EXERCISE REQUIREMENTS :: Copy every record word for word.

SUPPLIED MATERIAL ::
□ □ □ □ □ □ □

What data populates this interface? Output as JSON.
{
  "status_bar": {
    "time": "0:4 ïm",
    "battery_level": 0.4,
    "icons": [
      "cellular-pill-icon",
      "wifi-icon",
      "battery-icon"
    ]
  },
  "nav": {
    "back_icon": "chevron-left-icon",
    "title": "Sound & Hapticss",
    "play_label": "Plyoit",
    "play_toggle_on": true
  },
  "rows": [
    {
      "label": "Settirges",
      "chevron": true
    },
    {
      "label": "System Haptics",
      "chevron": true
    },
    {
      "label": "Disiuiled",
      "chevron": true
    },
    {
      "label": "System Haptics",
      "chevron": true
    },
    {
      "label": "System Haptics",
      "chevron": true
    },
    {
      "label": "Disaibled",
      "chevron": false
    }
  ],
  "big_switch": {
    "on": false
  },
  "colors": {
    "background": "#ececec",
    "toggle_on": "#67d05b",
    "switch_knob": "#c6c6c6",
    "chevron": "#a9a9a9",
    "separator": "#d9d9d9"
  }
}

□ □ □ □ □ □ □

TASK RESULT ::
What data populates this interface? Output as JSON.
{
  "status_bar": {
    "time": "0:4 ïm",
    "battery_level": 0.4,
    "icons": [
      "cellular-pill-icon",
      "wifi-icon",
      "battery-icon"
    ]
  },
  "nav": {
    "back_icon": "chevron-left-icon",
    "title": "Sound & Hapticss",
    "play_label": "Plyoit",
    "play_toggle_on": true
  },
  "rows": [
    {
      "label": "Settirges",
      "chevron": true
    },
    {
      "label": "System Haptics",
      "chevron": true
    },
    {
      "label": "Disiuiled",
      "chevron": true
    },
    {
      "label": "System Haptics",
      "chevron": true
    },
    {
      "label": "System Haptics",
      "chevron": true
    },
    {
      "label": "Disaibled",
      "chevron": false
    }
  ],
  "big_switch": {
    "on": false
  },
  "colors": {
    "background": "#ececec",
    "toggle_on": "#67d05b",
    "switch_knob": "#c6c6c6",
    "chevron": "#a9a9a9",
    "separator": "#d9d9d9"
  }
}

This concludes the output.